Data records: Begin

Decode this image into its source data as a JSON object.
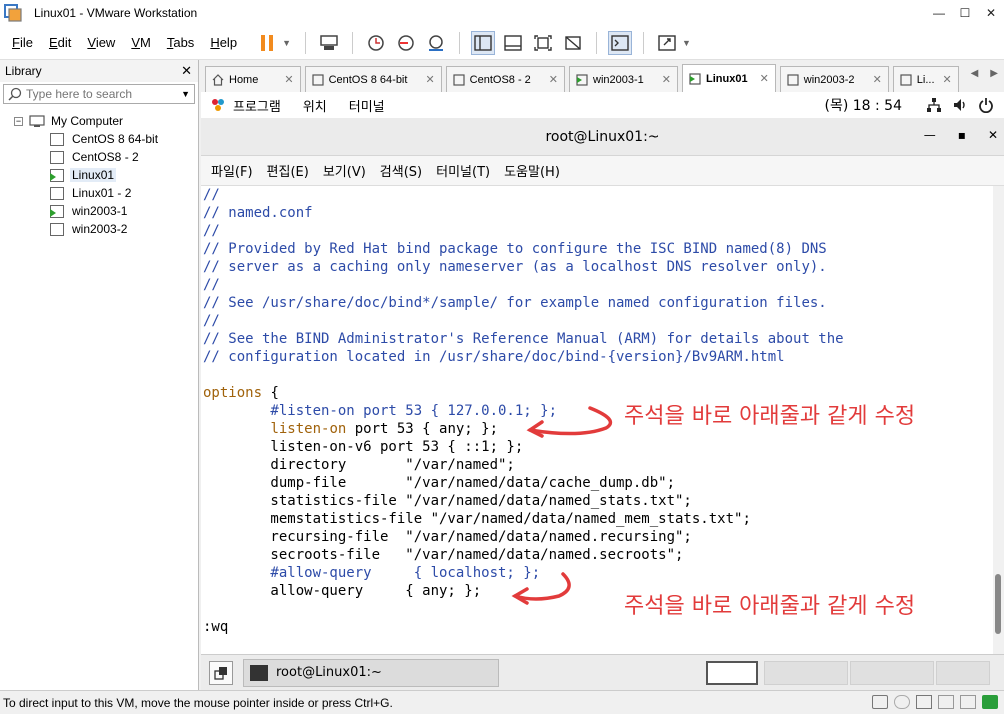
{
  "window": {
    "title": "Linux01 - VMware Workstation"
  },
  "menu": {
    "items": [
      {
        "label": "File",
        "u": "F",
        "rest": "ile"
      },
      {
        "label": "Edit",
        "u": "E",
        "rest": "dit"
      },
      {
        "label": "View",
        "u": "V",
        "rest": "iew"
      },
      {
        "label": "VM",
        "u": "V",
        "rest": "M"
      },
      {
        "label": "Tabs",
        "u": "T",
        "rest": "abs"
      },
      {
        "label": "Help",
        "u": "H",
        "rest": "elp"
      }
    ]
  },
  "library": {
    "title": "Library",
    "search_placeholder": "Type here to search",
    "root": "My Computer",
    "vms": [
      {
        "name": "CentOS 8 64-bit",
        "running": false
      },
      {
        "name": "CentOS8 - 2",
        "running": false
      },
      {
        "name": "Linux01",
        "running": true
      },
      {
        "name": "Linux01 - 2",
        "running": false
      },
      {
        "name": "win2003-1",
        "running": true
      },
      {
        "name": "win2003-2",
        "running": false
      }
    ]
  },
  "tabs": [
    {
      "label": "Home"
    },
    {
      "label": "CentOS 8 64-bit"
    },
    {
      "label": "CentOS8 - 2"
    },
    {
      "label": "win2003-1"
    },
    {
      "label": "Linux01"
    },
    {
      "label": "win2003-2"
    },
    {
      "label": "Li..."
    }
  ],
  "gnome": {
    "apps": "프로그램",
    "places": "위치",
    "terminal": "터미널",
    "clock": "(목) 18 : 54"
  },
  "terminal": {
    "title": "root@Linux01:~",
    "menu": [
      "파일(F)",
      "편집(E)",
      "보기(V)",
      "검색(S)",
      "터미널(T)",
      "도움말(H)"
    ],
    "lines": [
      {
        "t": "//",
        "c": "comment"
      },
      {
        "t": "// named.conf",
        "c": "comment"
      },
      {
        "t": "//",
        "c": "comment"
      },
      {
        "t": "// Provided by Red Hat bind package to configure the ISC BIND named(8) DNS",
        "c": "comment"
      },
      {
        "t": "// server as a caching only nameserver (as a localhost DNS resolver only).",
        "c": "comment"
      },
      {
        "t": "//",
        "c": "comment"
      },
      {
        "t": "// See /usr/share/doc/bind*/sample/ for example named configuration files.",
        "c": "comment"
      },
      {
        "t": "//",
        "c": "comment"
      },
      {
        "t": "// See the BIND Administrator's Reference Manual (ARM) for details about the",
        "c": "comment"
      },
      {
        "t": "// configuration located in /usr/share/doc/bind-{version}/Bv9ARM.html",
        "c": "comment"
      },
      {
        "t": "",
        "c": "plain"
      },
      {
        "t": "options {",
        "c": "options"
      },
      {
        "t": "        #listen-on port 53 { 127.0.0.1; };",
        "c": "comment"
      },
      {
        "t": "        listen-on port 53 { any; };",
        "c": "listen"
      },
      {
        "t": "        listen-on-v6 port 53 { ::1; };",
        "c": "plain"
      },
      {
        "t": "        directory       \"/var/named\";",
        "c": "plain"
      },
      {
        "t": "        dump-file       \"/var/named/data/cache_dump.db\";",
        "c": "plain"
      },
      {
        "t": "        statistics-file \"/var/named/data/named_stats.txt\";",
        "c": "plain"
      },
      {
        "t": "        memstatistics-file \"/var/named/data/named_mem_stats.txt\";",
        "c": "plain"
      },
      {
        "t": "        recursing-file  \"/var/named/data/named.recursing\";",
        "c": "plain"
      },
      {
        "t": "        secroots-file   \"/var/named/data/named.secroots\";",
        "c": "plain"
      },
      {
        "t": "        #allow-query     { localhost; };",
        "c": "comment"
      },
      {
        "t": "        allow-query     { any; };",
        "c": "plain"
      },
      {
        "t": "",
        "c": "plain"
      },
      {
        "t": ":wq",
        "c": "plain"
      }
    ],
    "annotation_1": "주석을 바로 아래줄과 같게 수정",
    "annotation_2": "주석을 바로 아래줄과 같게 수정"
  },
  "taskbar": {
    "item": "root@Linux01:~"
  },
  "status": {
    "text": "To direct input to this VM, move the mouse pointer inside or press Ctrl+G."
  }
}
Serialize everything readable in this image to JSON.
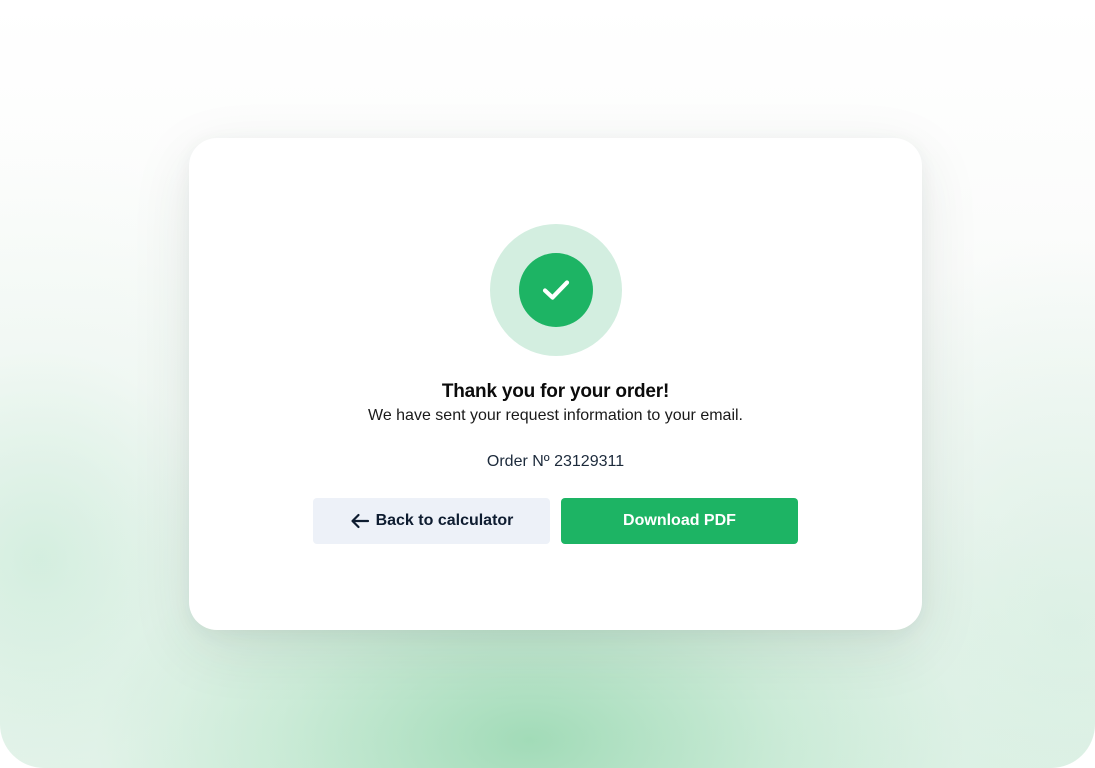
{
  "confirmation": {
    "icon": "checkmark-circle-icon",
    "title": "Thank you for your order!",
    "message": "We have sent your request information to your email.",
    "order_label": "Order Nº 23129311"
  },
  "actions": {
    "back_label": "Back to calculator",
    "back_icon": "arrow-left-icon",
    "download_label": "Download PDF"
  },
  "colors": {
    "accent": "#1db464",
    "accent_light": "#d3eee0",
    "secondary_button_bg": "#edf1f8",
    "text_dark": "#0e1c30"
  }
}
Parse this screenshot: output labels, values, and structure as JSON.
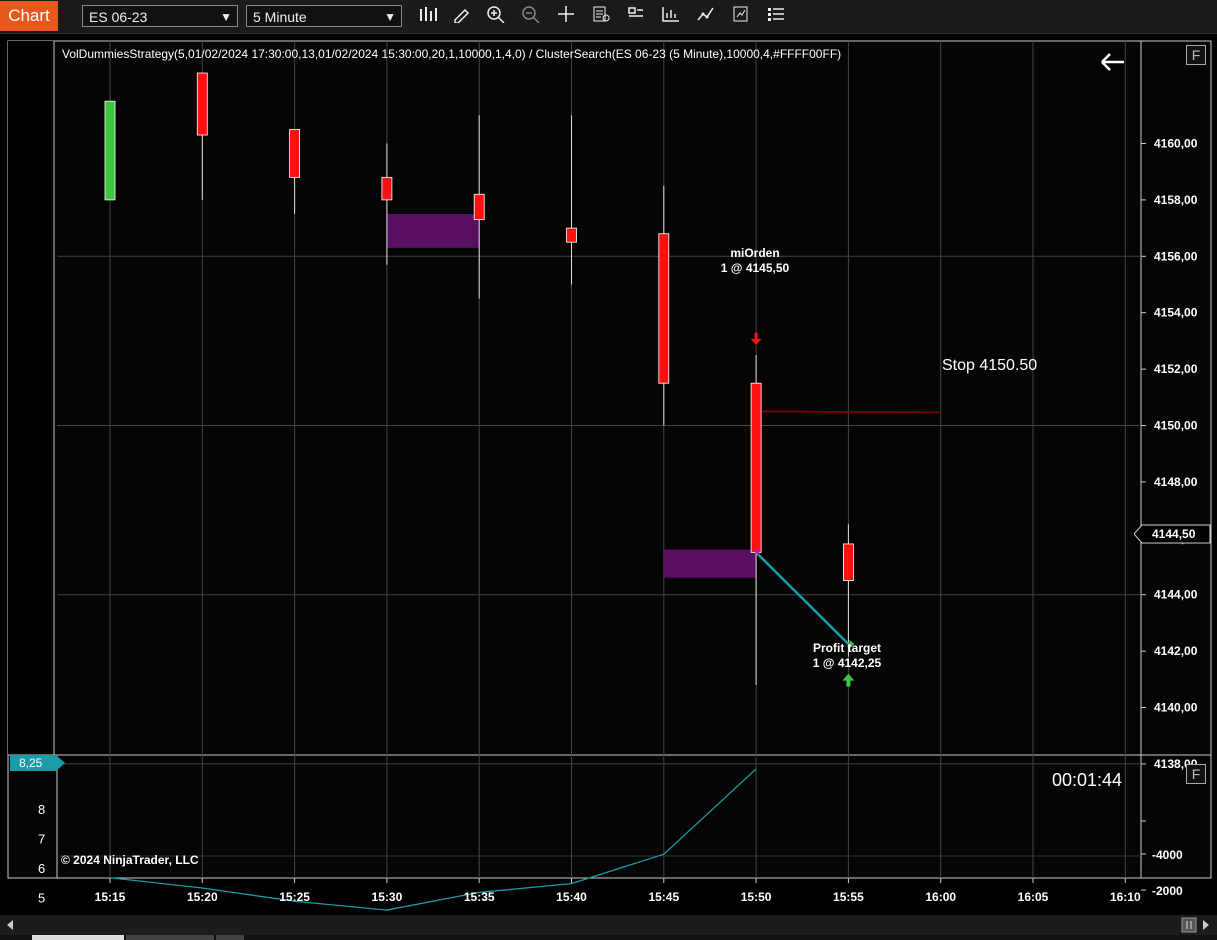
{
  "toolbar": {
    "chart_tab": "Chart",
    "instrument": "ES 06-23",
    "interval": "5 Minute",
    "tools": [
      "bar-type-icon",
      "pencil-icon",
      "zoom-in-icon",
      "zoom-out-icon",
      "crosshair-icon",
      "data-box-icon",
      "properties-icon",
      "chart-trader-icon",
      "indicators-icon",
      "strategies-icon",
      "object-list-icon"
    ]
  },
  "panel": {
    "strategy_label": "VolDummiesStrategy(5,01/02/2024 17:30:00,13,01/02/2024 15:30:00,20,1,10000,1,4,0) / ClusterSearch(ES 06-23 (5 Minute),10000,4,#FFFF00FF)",
    "f_button": "F",
    "back_arrow": "←",
    "current_price": "4144,50",
    "stop_label": "Stop 4150.50",
    "entry_name": "miOrden",
    "entry_detail": "1 @ 4145,50",
    "exit_name": "Profit target",
    "exit_detail": "1 @ 4142,25",
    "timer": "00:01:44",
    "indicator_value": "8,25",
    "copyright": "© 2024 NinjaTrader, LLC",
    "f_button_lower": "F"
  },
  "colors": {
    "up": "#3ec63e",
    "down": "#ff1010",
    "zone": "#5a1060",
    "grid": "#444444",
    "trade_line": "#1a9ba8",
    "stop_line": "#8b0000",
    "tab": "#e8571c"
  },
  "chart_data": [
    {
      "type": "candlestick",
      "instrument": "ES 06-23",
      "interval": "5 Minute",
      "x": [
        "15:15",
        "15:20",
        "15:25",
        "15:30",
        "15:35",
        "15:40",
        "15:45",
        "15:50",
        "15:55"
      ],
      "candles": [
        {
          "time": "15:15",
          "open": 4158.0,
          "high": 4161.5,
          "low": 4158.0,
          "close": 4161.5
        },
        {
          "time": "15:20",
          "open": 4162.5,
          "high": 4162.5,
          "low": 4158.0,
          "close": 4160.3
        },
        {
          "time": "15:25",
          "open": 4160.5,
          "high": 4160.5,
          "low": 4157.5,
          "close": 4158.8
        },
        {
          "time": "15:30",
          "open": 4158.8,
          "high": 4160.0,
          "low": 4155.7,
          "close": 4158.0
        },
        {
          "time": "15:35",
          "open": 4158.2,
          "high": 4161.0,
          "low": 4154.5,
          "close": 4157.3
        },
        {
          "time": "15:40",
          "open": 4157.0,
          "high": 4161.0,
          "low": 4155.0,
          "close": 4156.5
        },
        {
          "time": "15:45",
          "open": 4156.8,
          "high": 4158.5,
          "low": 4150.0,
          "close": 4151.5
        },
        {
          "time": "15:50",
          "open": 4151.5,
          "high": 4152.5,
          "low": 4140.8,
          "close": 4145.5
        },
        {
          "time": "15:55",
          "open": 4145.8,
          "high": 4146.5,
          "low": 4141.8,
          "close": 4144.5
        }
      ],
      "zones": [
        {
          "from": "15:30",
          "to": "15:35",
          "high": 4157.5,
          "low": 4156.3
        },
        {
          "from": "15:45",
          "to": "15:50",
          "high": 4145.6,
          "low": 4144.6
        }
      ],
      "trade": {
        "entry": {
          "time": "15:50",
          "price": 4145.5
        },
        "exit": {
          "time": "15:55",
          "price": 4142.25
        }
      },
      "stop": {
        "from": "15:50",
        "to": "16:00",
        "price": 4150.5
      },
      "x_ticks": [
        "15:15",
        "15:20",
        "15:25",
        "15:30",
        "15:35",
        "15:40",
        "15:45",
        "15:50",
        "15:55",
        "16:00",
        "16:05",
        "16:10"
      ],
      "y_ticks": [
        "4138,00",
        "4140,00",
        "4142,00",
        "4144,00",
        "4146,00",
        "4148,00",
        "4150,00",
        "4152,00",
        "4154,00",
        "4156,00",
        "4158,00",
        "4160,00"
      ],
      "ylim": [
        4136.5,
        4162.5
      ]
    },
    {
      "type": "line",
      "x": [
        "15:15",
        "15:20",
        "15:25",
        "15:30",
        "15:35",
        "15:40",
        "15:45",
        "15:50"
      ],
      "values": [
        5.7,
        5.35,
        4.9,
        4.6,
        5.2,
        5.5,
        6.5,
        9.4
      ],
      "left_ticks": [
        "5",
        "6",
        "7",
        "8"
      ],
      "right_ticks": [
        "-4000",
        "-2000"
      ],
      "ylim": [
        4.0,
        9.5
      ]
    }
  ]
}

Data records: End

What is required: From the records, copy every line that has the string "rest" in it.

Reply:
        "rest": "ile"
        "rest": "dit"
        "rest": "iew"
        "rest": "M"
        "rest": "abs"
        "rest": "elp"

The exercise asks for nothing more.